A teacher, writer, and, later in life, museum director, Berk synthesized local themes with a moderately modernist style. His works from the early 1930s are Cubist, but in the 1940s and ’50s he turned to a Cézannesque plastic construction, monumentalizing stereotypical local figures such as potters, rug weavers, hookah smokers, and women ironing. Later his work became flatter, with planes of color divided by a sinuous, thick, often black or gray contour line and featuring odalisques, sultans, bathers, and viziers. Dating from Berk’s late period, Nettles is one of a number of his paintings that feature either schematic plants (such as sunflowers) or birds. The arabesque line seen here became even more dominant in Berk’s work of the 1970s.
Graduating from the Academy of Fine Arts, Istanbul, the year after the Turkish Republic was founded, Berk went to Paris in 1924 to attend the Ecole des Beaux-Arts—an academic experience that he later dismissed as a waste of time. Returning to Turkey, he co-founded the Association of Independent Painters and Sculptors (Müstakil Ressamlar ve Heykeltiraslar Birligi), modeled after the French Société des Artistes Indépendants. He showed paintings in the society’s exhibitions and published his writings in both popular newspapers and specialized magazines. Back in Paris in 1932, Berk studied with Fernand Léger and André Lhote, who instilled in him a love for plastic construction and “deformation” of the visual field. In 1933, he helped to establish Group D—a circle of young, avant-garde artists who rejected the friendly naturalism and docile Impressionism of the older generation.

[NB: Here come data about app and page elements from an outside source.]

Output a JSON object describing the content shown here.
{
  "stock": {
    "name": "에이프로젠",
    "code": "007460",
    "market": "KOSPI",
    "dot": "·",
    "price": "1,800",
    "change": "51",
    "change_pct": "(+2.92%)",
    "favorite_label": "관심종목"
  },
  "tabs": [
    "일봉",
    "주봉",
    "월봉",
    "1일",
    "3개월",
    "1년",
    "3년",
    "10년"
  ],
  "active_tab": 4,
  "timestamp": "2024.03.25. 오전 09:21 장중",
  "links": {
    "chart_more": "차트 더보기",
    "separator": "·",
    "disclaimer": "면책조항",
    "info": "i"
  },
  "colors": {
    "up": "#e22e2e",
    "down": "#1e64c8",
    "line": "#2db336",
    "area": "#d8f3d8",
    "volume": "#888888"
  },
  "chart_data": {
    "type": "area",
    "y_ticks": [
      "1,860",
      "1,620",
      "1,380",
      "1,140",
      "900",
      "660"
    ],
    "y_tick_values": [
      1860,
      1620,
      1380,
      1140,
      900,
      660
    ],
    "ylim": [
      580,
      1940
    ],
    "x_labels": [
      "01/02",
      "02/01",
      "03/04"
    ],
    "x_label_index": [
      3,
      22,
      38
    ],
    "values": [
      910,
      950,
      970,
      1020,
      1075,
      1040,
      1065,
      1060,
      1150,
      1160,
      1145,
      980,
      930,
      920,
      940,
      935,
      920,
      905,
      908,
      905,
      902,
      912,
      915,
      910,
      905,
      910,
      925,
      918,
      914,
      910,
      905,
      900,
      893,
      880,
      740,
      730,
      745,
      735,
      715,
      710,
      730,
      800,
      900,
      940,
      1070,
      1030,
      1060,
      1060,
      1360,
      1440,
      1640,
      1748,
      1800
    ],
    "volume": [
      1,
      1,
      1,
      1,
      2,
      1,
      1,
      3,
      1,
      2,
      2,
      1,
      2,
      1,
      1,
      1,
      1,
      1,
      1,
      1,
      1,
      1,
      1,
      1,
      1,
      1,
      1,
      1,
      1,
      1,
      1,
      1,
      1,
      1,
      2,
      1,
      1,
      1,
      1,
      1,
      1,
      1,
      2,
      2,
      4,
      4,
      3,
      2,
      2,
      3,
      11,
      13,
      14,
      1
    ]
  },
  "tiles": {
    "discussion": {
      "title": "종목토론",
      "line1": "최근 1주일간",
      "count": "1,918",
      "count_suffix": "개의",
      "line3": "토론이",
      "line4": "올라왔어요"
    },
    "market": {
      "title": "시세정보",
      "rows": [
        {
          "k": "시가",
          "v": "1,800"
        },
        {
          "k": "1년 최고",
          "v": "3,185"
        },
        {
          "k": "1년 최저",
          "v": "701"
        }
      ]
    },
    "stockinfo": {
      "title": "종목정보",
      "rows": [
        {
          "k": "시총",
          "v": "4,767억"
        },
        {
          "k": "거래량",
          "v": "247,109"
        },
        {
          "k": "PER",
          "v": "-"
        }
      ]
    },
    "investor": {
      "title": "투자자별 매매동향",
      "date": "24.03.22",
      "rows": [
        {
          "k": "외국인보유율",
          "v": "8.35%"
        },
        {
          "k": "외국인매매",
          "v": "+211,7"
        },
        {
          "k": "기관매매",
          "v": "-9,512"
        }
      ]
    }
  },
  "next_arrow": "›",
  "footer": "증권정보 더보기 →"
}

Berk was the consummate artist-bureaucrat of the early Turkish Republic. As an artist and theorist, Berk grappled in particular with the question of how to formulate the principles of modern Turkish painting. On that topic, he was deeply informed by the post-Cubist theoretical framework he gleaned from the writings and teaching of his mentor, André Lhote.